Over the last couple of years the craft resurgence has boomed, with an increase in the popularity of all things knitting, sewing, baking and making and today (DATE), The Handmade Fair with Kirstie Allsopp reveals 50% of people aged 18-25 are backing the trend, preferring to spend their nights crafting with friends than going out on a night out.
It has been reported recently that the millennials are no longer going to night clubs because of a fundamental shift in the way a new generation chooses to spend its entertainment budget.
Reports also suggest that with the advent of later pub opening hours, the smoking ban, student tuition fees and the squeeze that a lot people have been feeling since the recession, people are finding different ways and different places to go out.
The recent survey of 2,000 UK adults for Kirstie Allsopp’s craft event reveals the state of the nation showing almost 70% of people craft to save money with one in five wishing they also sold the crafts they make. Etsy has also recently revealed that almost 10 per cent of their sellers made their living from selling products on the site, with up to 25 per cent using crafts as a source for a second or third income*.
The survey also reveals that from all of the crafts listed the top 3 crafting skills men would like to have (in order)include painting, drawing and glass etching, whereas sewing topped the list for women with painting coming second and then knitting third.
The research also found that craft entrepreneurs come from the millennial age range with a third of those aged 25-30 selling their own creations.
The Handmade Fair, which is sponsored by Hobbycraft, asked those surveyed why they craft - almost 75% admitted they found crafting relaxing, a reason which has fuelled the trend for adult colouring books and resulted in an increase of over 374% in adult colouring books at Hobbycraft.
The other top answers for why people craft include; it helps them out financially, helps them focus, and increases confidence.
The Handmade Fair goes on to reveal that eight in ten think that crafting
should be compulsory for school children: currently crafts such as sewing
are not part of the government’s national curriculum, with obligatory
sewing lessons removed from school in the 1970s.
This move has resulted in one in five adults wishing that they had the necessary skills to sew. Currently just eight in ten people aged between 18-25 can do basic sewing such as sewing on a button. This is compared to 97 per cent of those aged 55 and over, proving that compulsory sewing lessons at school has helped skill up the older generation.

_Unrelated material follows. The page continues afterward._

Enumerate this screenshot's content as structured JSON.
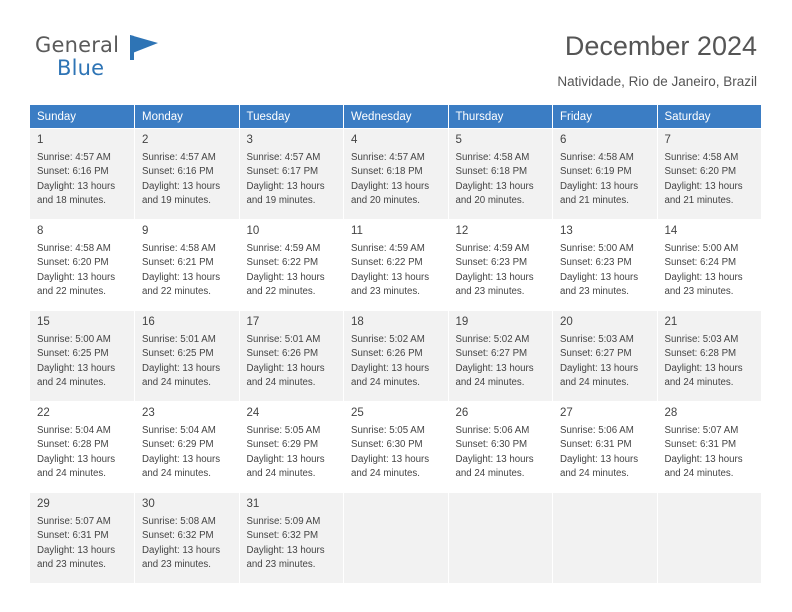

Kirstie Allsopp, the Queen of Handmade, whose craft fair returns for a second year this autumn comments, “It’s really interesting to look at how the nation is reacting to the growing craft trend, millennials shunning the night clubs, and adults are colouring in.
“Whether it’s to relax or make a living there really is something for everyone to do and that’s what makes crafting so great.
“Crafting should be for everyone and I do feel that kids are missing
out by not learning the basic skills they need while they are at school.
Not only does it help develop their creative side, but it will provide them
with important skills that will help them later on in life.”
For more information about the fair and to buy tickets, visit www.thehandmadefair.com